Moreover, like the rest of the anti-voting provisions, this one obviously has nothing to do with increasing confidence in elections or making voting more secure. It affects people already voting in person who will have to comply with voter-ID requirements once they make it to the front of the line.

Certainly, none of the other measures in the Georgia statute — such as increasing ID requirements for absentee voting, shortening the time to return absentee ballots, banning mobile voting places or limiting drop boxes — have anything to do with security, either. Georgia just ran the cleanest and most accurate election imaginable, one that withstood multiple audits. None of these provisions will make an already-secure system more secure; they will simply limit access to voting with provisions that disproportionately fall on non-White voters.

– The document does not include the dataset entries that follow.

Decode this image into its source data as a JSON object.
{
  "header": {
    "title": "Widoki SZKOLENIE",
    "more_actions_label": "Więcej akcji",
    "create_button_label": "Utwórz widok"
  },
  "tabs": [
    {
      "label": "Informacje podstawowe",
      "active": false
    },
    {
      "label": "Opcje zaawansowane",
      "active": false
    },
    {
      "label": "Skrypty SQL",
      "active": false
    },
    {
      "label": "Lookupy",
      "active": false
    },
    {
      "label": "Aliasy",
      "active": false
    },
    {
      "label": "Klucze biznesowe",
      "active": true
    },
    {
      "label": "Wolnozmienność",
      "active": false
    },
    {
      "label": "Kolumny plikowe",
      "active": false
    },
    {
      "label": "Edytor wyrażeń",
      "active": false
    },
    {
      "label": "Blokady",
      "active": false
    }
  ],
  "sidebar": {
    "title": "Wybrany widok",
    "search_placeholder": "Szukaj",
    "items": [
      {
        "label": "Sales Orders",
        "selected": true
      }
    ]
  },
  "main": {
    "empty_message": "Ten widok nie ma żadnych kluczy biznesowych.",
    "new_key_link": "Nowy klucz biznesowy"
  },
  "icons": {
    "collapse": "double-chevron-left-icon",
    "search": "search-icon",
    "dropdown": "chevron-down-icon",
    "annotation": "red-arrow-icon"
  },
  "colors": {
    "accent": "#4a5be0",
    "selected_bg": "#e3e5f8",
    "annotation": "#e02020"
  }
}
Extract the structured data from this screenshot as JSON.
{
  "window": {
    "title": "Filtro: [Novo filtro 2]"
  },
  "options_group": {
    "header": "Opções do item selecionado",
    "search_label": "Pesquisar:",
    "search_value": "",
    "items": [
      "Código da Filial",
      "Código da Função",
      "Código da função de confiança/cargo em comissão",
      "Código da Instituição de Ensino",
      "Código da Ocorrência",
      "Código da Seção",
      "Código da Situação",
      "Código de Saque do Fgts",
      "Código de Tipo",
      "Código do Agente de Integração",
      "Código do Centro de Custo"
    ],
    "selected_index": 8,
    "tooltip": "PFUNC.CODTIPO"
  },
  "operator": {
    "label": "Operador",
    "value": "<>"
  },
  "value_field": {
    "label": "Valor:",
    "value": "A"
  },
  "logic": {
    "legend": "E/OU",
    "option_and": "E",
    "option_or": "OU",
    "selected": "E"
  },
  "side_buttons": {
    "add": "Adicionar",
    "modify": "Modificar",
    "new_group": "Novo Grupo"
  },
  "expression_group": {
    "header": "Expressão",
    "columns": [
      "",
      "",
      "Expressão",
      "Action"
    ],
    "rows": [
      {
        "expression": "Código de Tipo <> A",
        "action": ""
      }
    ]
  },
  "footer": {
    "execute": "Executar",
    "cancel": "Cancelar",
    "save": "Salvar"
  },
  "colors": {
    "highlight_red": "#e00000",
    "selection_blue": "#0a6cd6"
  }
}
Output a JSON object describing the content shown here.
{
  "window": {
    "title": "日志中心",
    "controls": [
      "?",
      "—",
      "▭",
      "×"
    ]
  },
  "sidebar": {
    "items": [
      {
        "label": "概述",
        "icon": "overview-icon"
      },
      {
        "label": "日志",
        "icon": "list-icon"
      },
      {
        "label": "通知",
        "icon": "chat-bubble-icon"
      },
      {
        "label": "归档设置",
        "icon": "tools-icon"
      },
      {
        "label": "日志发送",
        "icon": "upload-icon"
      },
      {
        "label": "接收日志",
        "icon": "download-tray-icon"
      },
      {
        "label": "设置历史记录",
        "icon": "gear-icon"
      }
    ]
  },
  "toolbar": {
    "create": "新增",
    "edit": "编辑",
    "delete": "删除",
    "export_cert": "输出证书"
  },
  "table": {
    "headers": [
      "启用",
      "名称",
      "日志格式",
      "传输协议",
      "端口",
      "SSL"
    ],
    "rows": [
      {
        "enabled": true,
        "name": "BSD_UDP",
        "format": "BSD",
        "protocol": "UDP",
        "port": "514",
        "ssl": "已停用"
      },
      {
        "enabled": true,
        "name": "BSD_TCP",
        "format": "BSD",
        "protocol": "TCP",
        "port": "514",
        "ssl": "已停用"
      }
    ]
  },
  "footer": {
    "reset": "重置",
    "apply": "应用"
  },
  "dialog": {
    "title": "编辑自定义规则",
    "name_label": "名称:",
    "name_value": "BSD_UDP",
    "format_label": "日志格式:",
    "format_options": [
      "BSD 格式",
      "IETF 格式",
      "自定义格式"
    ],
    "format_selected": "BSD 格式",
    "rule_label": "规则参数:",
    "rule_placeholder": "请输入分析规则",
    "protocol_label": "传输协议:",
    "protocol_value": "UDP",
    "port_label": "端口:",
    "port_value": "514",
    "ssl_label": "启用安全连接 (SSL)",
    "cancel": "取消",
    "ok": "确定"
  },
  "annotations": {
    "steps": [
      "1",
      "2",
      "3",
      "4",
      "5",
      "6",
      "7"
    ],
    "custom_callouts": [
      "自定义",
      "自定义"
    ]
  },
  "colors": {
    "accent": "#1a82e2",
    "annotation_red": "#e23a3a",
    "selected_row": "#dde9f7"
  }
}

As the voting-rights groups’ complaint states:

The Bill’s supporters also claim that it will “ensure” election integrity. But legislators and the Secretary himself have admitted that Georgia’s elections are already safe and secure. The Secretary has described the state’s election administration system as the “gold standard” for the United States. At no point during the 2020 election cycle did any elections official, any lawsuit, or any voter reveal anything in Georgia’s election administration requiring any of the measures in the Voter Suppression Bill to “ensure” election integrity. Notably, this was not for want of trying.

In the effort to show the law has nothing to do with voting security, Exhibit A may be the water provision. It would be the best sort of political karma if the meanest, most inhumane provision in the new law were its political and legal undoing.

Read more:

Michelle Au: Georgia Republicans were quiet about their attack on voting rights, but, oh, did they laugh

The Post’s View: Georgia Republicans’ ban on giving voters water epitomizes the GOP’s disturbing priorities

Greg Sargent: A scorching reply to Georgia’s vile new voting law unmasks a big GOP lie

Ruth Marcus: Georgia’s shameful new voting laws are a product of GOP desperation

Jennifer Rubin: States that pass Jim Crow-style voting laws will feel the backlash